“You think that’s bad,” says the senior, somewhat nonchalantly. “I’m working on my thesis.”

“Oh,” says the junior, obviously embarrassed. “I guess I have it pretty easy after all.”

When a senior isn’t moaning about his thesis, he’s procrastinating. It’s called “blowing off” time, and a lot of it is done about this time of year. Wouldn’t it be great, I’ve often thought, to be a visual arts major. I would do one of those “creative” theses — maybe do an abstract of an abstract painting. How long could that take? A couple of minutes? An hour at most? And that would be it. 

Or what about a creative writing thesis, something poetic. My thesis would consist of 15, no 12, very short poems — haikus maybe — that reflected my most personal thoughts. If each haiku took 15 minutes to write — that’s five minutes per line, or a little under a minute per syllable — my thesis would be finished in just three hours. Time to party!

Now, I’m not seriously implying that “creative” majors don’t spend a lot of time on their theses, because I know they do. But at the same time I doubt whether they put in the effort of the typical Wilson School student. For it is within the Woo that thesis competition takes place on a daily basis.

“I haven’t left my carrel in nine days,” says one Wilson School major to another. “I’m only stopping now to get a glass of water.”

“Pretty impressive,” says the friend. “Hey, how many pages have you written so far?”

“Well I’ve written 400, but I’m aiming for 650.”

“I know someone who’s aiming for 700.”

“Oh, did I say 650? I mean 750.”

Unfortunately, there are still those who equate quantity with quality, length with depth, even at Princeton. Pages, pages, I need more pages! It’s all part of thesis competition. The longer the better, so make it lonnnnnnnng. For the clever senior, the computer is a handy tool for thesis stretching. Of course it should be used as a last resort, but you’ve got to do what you’ve got to do. 

Here’s how it works: Let’s say you’ve typed in 60 pages, but think it should be a little longer. Start with the left margin. Can it be two letters wider? Sure it can, so tell the computer to change the margins accordingly. Presto! The thesis has grown by three pages. After changing the other margin, and maybe even enlarging the type, the 60-page paper has matured into a 75-page tome.

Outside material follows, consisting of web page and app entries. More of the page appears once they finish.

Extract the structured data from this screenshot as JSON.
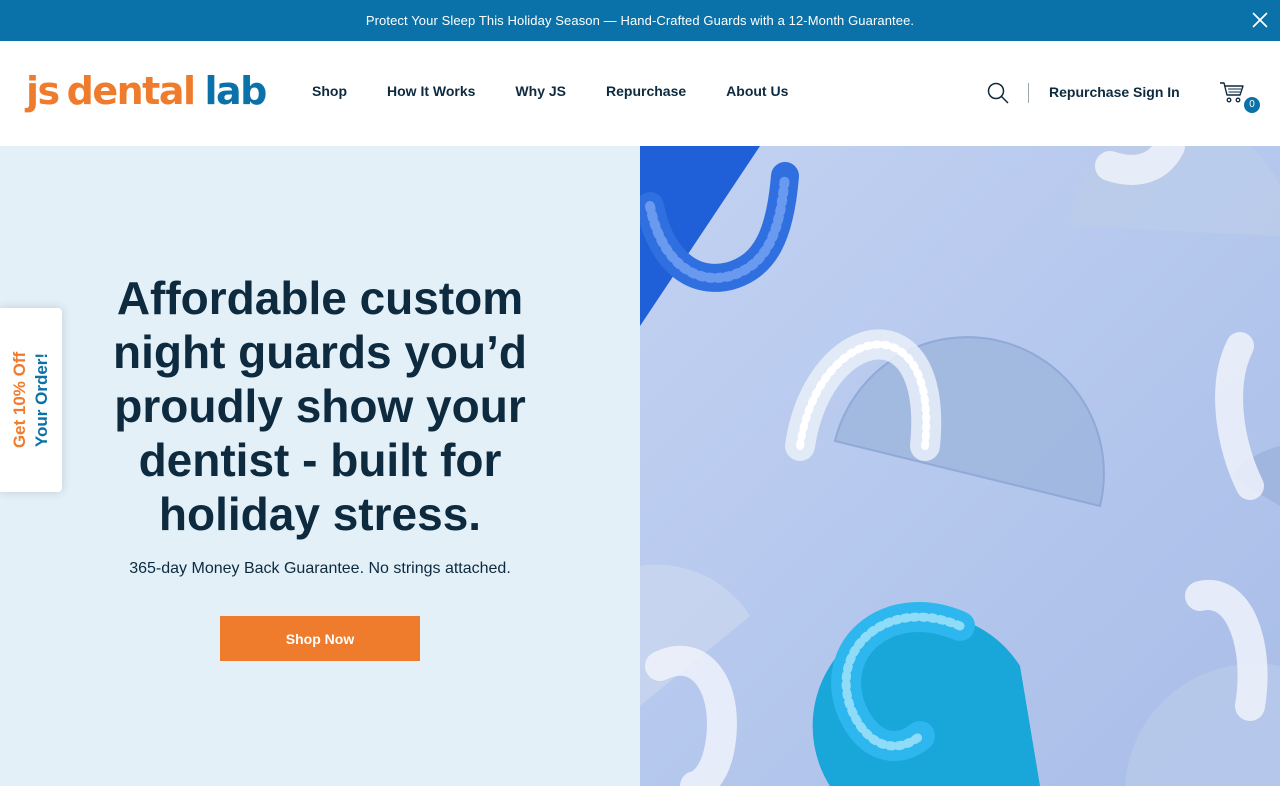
{
  "announcement": {
    "text": "Protect Your Sleep This Holiday Season — Hand-Crafted Guards with a 12-Month Guarantee.",
    "close_icon": "close-icon",
    "background": "#0a72a8"
  },
  "header": {
    "logo": {
      "part1": "js",
      "part2": "dental",
      "part3": "lab"
    },
    "nav": [
      "Shop",
      "How It Works",
      "Why JS",
      "Repurchase",
      "About Us"
    ],
    "search_icon": "search-icon",
    "signin_label": "Repurchase Sign In",
    "cart_icon": "cart-icon",
    "cart_count": "0"
  },
  "hero": {
    "title": "Affordable custom night guards you’d proudly show your dentist - built for holiday stress.",
    "subtitle": "365-day Money Back Guarantee. No strings attached.",
    "cta_label": "Shop Now"
  },
  "side_tab": {
    "line1": "Get 10% Off",
    "line2": "Your Order!"
  },
  "colors": {
    "brand_orange": "#ef7b2c",
    "brand_blue": "#0a72a8",
    "text_dark": "#0d2a3f",
    "hero_bg": "#e3f0f8"
  }
}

Add a bibliography, and the table of contents, stick in a dedication page, insert a couple of random pages, and we’re talking thickness. We’re talking quality. Be careful, though. It’s easy to shrink the size of the text on the page until there’s hardly anything left, and advisers don’t like that.

Once you’ve typed it and adjusted the margins to perfection, it’s time to print it out. And the higher the quality of the pressing, the happier your adviser will be, right? That calls for the laser printer. That crisp type makes even the most worn-out text look like a million bucks. 

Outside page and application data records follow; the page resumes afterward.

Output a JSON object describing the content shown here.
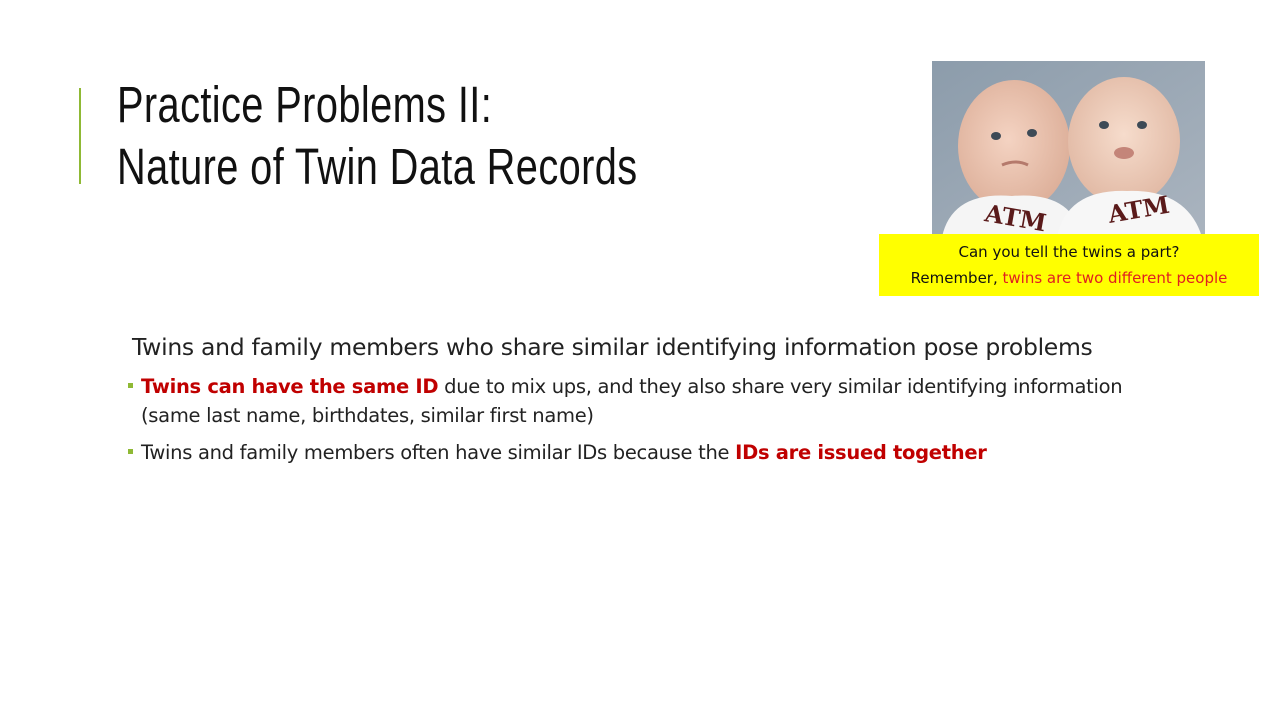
{
  "slide": {
    "title_line1": "Practice Problems II:",
    "title_line2": "Nature of Twin Data Records",
    "accent_color": "#8fb935"
  },
  "photo": {
    "caption_line1": "Can you tell the twins a part?",
    "caption_line2_prefix": "Remember, ",
    "caption_line2_highlight": "twins are two different people",
    "caption_background": "#ffff00",
    "shirt_logo_text": "ATM"
  },
  "content": {
    "lead": "Twins and family members who share similar identifying information pose problems",
    "bullets": [
      {
        "emphasis": "Twins can have the same ID",
        "text": " due to mix ups, and they also share very similar identifying information (same last name, birthdates, similar first name)"
      },
      {
        "text": "Twins and family members often have similar IDs because the ",
        "emphasis": "IDs are issued together"
      }
    ],
    "emphasis_color": "#c00000"
  }
}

So it’s printed out. Now bind it — using gold trim if you’re still a little worried about its quality — and present it to your adviser. Boy does it look sharp. 

Now it’s time for a little good-natured thesis bragging: “How’s your thesis coming?” the lucky senior asks.

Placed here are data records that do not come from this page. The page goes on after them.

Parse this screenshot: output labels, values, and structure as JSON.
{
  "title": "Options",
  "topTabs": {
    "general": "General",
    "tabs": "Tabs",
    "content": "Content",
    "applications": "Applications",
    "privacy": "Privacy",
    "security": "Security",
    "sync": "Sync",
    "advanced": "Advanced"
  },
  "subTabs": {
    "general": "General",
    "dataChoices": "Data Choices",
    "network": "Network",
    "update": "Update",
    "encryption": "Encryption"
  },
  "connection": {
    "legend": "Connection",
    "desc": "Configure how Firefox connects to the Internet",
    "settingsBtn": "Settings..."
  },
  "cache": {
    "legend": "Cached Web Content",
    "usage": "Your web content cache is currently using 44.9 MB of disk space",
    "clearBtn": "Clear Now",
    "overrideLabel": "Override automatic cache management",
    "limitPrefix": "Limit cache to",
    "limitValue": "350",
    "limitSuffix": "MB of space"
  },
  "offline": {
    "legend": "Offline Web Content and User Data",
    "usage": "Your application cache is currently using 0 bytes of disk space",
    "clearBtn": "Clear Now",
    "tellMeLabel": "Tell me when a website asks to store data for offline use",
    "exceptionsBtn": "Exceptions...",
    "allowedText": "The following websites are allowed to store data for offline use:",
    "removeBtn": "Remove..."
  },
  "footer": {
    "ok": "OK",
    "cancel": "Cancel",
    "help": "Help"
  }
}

“Okay, I guess, but I’ve got a lot of work to do. I’m probably not going to sleep at all this week.”

“That’s pretty rough.”

“What about yours? How’s it coming?”

“Oh, well I handed mine in the other day.”

“Were you happy with it?”

“Yeah, I have to admit it looked pretty sharp.”

Then there’s this type of conversation — no harm meant, of course: “What are you up to these days?”

“Same old thing. Sleep. Work on my thesis. I’m about to go crazy. But what about you?”

“Oh, I’ve just been goofing off now that I’ve handed in my thesis. Went to the Bahamas for a week. Now I play a little tennis, take an afternoon nap, watch Letterman. You know how it is.”

Few seniors seem to care about their thesis grade. Everyone wants to do well, but getting it done is the main thing. And of course, getting it done is the hardest thing. Speaking of getting it done, I think I’ll go and work on mine a little…. right after I take another break.